What To Eat (Overeating phase)
“The Warrior Diet is based on the principle of eating one large meal per day, preferably at night. During this meal, you can eat as much as you want from all food groups (protein, fat, and carbohydrates), as long as you follow the Warrior Diet rules of eating.” [Excerpt: The Warrior Diet]
Start with leafy green vegetables (such as romaine lettuce, red leaf lettuce, arugula, parsley, endives).
Continue with protein (such as fish, seafood, eggs, beans, cheese), cooked vegetables (such as broccoli, cauliflower, zucchini, carrots, squash, mushrooms, eggplant, beet greens, kale, collard greens), and fat (such as essential fatty acid oils, olive oil, almonds, avocado, butter).
Finish with carbohydrates (such as rice, potatoes, corn, yams, quinoa, barley) or finish with raw nuts or seeds (such as almonds, pecans, walnuts, pumpkin seeds).
Stop eating when you feel much more thirst than hungry. [Excerpt: The Warrior Diet]
So, What can’t I have on the Warrior Diet?
There aren’t any foods that are off-limits for the Warrior Diet, but there is a “kryptonite” to the warrior diet.
Here’s Your Kryptonite
- Sugary Processed Foods.
- Salty Processed Foods.
- Sugary Beverages.
The Warrior Workout
Ori states, “The goal of this training program is to enable you to reach your body’s potential and maintain it.” What he calls “body potential,” he defines as function, not fashion. For a more in-depth look into this training regimen, you can find this in Chapter 14 called The Warrior Workout: Controlled-Fatigue Training. Here’s a download of some of these exercises with a bonus of delicious recipes that you can eat on the Warrior Diet.
That’s it, I plan on starting this lifestyle next week and documenting what I notice on Instagram. I may even try some of the controlled-fatigue training. Follow me and see if you may want to give the Warrior Diet a try.
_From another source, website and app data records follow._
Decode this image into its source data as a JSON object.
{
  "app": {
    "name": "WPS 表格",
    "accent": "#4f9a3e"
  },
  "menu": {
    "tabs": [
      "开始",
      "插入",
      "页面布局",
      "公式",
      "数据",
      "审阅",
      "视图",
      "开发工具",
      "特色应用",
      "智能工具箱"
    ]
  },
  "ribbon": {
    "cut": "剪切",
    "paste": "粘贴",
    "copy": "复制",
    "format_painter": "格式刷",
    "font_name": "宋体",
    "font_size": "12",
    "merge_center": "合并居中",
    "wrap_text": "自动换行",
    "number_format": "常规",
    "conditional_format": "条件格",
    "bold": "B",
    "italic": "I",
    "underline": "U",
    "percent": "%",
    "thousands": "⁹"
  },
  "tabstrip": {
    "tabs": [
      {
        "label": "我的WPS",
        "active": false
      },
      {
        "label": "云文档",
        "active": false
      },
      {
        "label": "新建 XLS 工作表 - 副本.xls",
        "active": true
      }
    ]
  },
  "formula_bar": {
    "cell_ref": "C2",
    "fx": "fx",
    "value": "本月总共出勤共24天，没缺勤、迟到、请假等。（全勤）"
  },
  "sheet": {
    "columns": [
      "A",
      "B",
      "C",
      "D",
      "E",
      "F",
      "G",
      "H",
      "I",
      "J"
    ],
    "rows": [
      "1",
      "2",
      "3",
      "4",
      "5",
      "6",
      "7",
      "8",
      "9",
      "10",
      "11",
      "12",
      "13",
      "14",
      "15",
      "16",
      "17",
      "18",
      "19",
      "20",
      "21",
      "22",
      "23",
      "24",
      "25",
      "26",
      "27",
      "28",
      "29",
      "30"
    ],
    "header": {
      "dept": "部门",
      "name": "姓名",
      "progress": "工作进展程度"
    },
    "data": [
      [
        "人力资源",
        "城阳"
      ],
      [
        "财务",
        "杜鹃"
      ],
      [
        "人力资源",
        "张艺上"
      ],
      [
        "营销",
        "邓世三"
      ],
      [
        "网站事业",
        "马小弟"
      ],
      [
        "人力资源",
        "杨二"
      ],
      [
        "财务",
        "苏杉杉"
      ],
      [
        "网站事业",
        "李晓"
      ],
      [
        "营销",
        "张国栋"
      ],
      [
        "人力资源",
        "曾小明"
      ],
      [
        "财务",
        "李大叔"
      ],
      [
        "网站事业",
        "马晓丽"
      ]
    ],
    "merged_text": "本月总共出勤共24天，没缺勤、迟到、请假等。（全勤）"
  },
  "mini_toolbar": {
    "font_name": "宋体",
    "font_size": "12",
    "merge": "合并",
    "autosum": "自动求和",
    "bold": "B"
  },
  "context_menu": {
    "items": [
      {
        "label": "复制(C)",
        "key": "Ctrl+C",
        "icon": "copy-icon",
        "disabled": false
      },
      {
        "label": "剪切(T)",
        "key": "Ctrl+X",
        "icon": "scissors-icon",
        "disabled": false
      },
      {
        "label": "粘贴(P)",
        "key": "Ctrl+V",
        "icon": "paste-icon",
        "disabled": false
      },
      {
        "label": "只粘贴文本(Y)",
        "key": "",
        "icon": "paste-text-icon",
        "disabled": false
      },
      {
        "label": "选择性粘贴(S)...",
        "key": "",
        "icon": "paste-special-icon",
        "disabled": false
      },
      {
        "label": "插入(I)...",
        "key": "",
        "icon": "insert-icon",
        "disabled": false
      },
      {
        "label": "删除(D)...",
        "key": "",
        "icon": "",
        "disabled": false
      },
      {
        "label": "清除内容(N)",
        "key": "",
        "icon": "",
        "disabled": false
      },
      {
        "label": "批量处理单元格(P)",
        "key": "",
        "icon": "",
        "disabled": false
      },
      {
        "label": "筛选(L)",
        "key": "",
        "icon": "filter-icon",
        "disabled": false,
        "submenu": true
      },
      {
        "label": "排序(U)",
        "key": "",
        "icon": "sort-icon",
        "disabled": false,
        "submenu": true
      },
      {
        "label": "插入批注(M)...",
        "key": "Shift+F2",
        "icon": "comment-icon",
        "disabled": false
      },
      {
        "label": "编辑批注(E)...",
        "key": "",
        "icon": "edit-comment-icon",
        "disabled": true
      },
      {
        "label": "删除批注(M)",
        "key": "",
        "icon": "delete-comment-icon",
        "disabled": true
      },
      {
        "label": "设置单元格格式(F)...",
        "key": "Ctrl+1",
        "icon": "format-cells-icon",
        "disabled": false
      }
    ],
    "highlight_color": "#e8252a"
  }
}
TO CHECK OUT THE PODCAST ON THE WARRIOR DIET: CLICK HERE